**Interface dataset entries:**
'''

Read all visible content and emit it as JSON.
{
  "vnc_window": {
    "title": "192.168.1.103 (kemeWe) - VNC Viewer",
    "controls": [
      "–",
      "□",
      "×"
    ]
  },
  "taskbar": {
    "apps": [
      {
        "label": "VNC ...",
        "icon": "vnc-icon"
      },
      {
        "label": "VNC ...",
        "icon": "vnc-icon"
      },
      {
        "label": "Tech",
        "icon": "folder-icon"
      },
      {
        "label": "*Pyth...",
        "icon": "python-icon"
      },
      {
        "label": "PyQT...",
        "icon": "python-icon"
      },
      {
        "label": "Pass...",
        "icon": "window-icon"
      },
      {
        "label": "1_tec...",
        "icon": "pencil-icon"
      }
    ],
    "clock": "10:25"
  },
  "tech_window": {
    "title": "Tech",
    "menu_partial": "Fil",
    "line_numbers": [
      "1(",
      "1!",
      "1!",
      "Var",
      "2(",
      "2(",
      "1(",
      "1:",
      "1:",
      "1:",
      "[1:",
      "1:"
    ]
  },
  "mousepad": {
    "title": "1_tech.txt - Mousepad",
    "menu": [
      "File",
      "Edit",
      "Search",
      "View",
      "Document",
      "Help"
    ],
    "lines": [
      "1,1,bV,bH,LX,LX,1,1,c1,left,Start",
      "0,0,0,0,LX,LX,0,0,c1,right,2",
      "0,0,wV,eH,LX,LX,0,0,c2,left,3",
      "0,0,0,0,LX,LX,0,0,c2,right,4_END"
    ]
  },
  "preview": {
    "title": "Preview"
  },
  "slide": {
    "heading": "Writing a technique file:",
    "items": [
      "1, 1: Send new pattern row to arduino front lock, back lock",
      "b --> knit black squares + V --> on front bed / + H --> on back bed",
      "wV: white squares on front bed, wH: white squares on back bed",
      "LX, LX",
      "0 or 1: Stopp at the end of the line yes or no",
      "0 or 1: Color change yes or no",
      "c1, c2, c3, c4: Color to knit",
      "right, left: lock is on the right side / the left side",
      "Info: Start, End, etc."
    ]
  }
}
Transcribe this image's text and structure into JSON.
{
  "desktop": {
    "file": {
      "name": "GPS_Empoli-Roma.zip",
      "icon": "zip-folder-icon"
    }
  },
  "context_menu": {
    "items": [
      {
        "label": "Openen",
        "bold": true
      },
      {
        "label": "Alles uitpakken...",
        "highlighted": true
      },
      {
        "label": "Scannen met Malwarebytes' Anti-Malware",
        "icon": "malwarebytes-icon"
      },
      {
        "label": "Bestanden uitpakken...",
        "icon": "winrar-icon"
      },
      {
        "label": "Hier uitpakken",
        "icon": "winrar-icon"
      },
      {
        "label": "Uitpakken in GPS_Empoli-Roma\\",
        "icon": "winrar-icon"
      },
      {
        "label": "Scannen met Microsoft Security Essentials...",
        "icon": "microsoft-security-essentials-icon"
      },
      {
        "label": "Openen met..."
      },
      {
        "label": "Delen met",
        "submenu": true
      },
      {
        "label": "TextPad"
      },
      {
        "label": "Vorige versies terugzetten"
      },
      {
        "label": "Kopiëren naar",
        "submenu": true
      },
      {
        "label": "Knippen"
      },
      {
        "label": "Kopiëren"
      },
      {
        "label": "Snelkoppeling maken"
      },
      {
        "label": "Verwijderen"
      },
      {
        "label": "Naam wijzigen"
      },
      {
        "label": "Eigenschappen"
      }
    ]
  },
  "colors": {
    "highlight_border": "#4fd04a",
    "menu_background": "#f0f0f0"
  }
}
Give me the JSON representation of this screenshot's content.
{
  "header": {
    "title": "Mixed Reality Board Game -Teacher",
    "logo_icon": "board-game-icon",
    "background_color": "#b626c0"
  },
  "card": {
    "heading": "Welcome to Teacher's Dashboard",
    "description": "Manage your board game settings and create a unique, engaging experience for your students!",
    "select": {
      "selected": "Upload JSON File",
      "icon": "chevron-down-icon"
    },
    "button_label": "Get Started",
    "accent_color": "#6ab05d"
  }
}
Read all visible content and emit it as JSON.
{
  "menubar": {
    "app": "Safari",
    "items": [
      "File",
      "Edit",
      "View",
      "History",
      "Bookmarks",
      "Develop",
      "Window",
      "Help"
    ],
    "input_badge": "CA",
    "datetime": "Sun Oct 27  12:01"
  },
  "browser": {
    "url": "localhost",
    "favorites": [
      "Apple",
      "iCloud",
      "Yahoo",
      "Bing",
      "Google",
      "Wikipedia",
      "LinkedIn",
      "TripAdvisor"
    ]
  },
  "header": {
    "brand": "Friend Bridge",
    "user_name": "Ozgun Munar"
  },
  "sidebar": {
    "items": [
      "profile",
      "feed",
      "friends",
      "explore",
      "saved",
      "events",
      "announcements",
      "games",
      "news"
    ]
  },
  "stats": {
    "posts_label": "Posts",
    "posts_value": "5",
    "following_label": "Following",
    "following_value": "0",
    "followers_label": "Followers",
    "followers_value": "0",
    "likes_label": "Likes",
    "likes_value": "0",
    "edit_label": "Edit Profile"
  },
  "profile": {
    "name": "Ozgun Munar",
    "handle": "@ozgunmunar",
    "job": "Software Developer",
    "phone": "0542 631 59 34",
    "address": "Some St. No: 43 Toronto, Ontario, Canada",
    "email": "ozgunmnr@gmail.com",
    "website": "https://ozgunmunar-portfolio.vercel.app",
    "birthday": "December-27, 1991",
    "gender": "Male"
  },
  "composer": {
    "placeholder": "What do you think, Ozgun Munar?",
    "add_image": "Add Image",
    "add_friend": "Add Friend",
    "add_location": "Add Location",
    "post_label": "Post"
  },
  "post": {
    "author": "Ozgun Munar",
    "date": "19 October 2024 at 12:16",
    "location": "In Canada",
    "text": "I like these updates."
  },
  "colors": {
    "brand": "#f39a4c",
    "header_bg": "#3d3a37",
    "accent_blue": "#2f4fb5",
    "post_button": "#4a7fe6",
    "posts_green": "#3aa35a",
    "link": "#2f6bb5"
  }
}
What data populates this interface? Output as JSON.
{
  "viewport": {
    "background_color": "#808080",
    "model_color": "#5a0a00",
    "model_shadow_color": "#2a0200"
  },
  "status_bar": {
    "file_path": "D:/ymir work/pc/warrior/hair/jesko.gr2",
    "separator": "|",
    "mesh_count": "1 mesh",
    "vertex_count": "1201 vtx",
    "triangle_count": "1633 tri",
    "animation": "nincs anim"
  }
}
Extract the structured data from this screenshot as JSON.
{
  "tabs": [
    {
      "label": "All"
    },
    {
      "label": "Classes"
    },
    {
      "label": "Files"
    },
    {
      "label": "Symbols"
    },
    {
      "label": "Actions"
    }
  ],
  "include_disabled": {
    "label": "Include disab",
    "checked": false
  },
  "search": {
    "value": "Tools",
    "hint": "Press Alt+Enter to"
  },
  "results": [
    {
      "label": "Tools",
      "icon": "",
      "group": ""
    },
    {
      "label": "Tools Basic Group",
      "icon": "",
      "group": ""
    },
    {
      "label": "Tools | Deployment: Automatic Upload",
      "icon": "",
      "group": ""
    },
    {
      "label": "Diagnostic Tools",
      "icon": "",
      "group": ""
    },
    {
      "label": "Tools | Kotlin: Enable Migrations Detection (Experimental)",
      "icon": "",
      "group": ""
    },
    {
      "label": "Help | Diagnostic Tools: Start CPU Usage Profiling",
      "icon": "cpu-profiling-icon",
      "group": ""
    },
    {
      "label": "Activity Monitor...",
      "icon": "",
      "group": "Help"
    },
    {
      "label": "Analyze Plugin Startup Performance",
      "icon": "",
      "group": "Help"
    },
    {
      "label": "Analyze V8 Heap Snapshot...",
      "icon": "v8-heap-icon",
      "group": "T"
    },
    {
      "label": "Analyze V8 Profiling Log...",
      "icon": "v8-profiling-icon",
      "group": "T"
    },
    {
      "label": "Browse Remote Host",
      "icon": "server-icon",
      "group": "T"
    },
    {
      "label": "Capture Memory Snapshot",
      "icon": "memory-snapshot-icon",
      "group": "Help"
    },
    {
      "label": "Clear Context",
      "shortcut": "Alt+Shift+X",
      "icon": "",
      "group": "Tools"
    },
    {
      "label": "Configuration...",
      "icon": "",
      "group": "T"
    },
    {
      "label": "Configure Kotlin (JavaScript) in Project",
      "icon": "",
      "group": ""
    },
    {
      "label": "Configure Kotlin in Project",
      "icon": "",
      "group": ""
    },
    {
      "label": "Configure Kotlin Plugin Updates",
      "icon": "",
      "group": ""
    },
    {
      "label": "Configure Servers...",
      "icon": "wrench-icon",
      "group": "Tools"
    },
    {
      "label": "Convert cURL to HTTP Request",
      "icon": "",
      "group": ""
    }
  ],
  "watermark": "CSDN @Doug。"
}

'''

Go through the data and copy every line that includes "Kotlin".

**Solution below:**
      "label": "Tools | Kotlin: Enable Migrations Detection (Experimental)",
      "label": "Configure Kotlin (JavaScript) in Project",
      "label": "Configure Kotlin in Project",
      "label": "Configure Kotlin Plugin Updates",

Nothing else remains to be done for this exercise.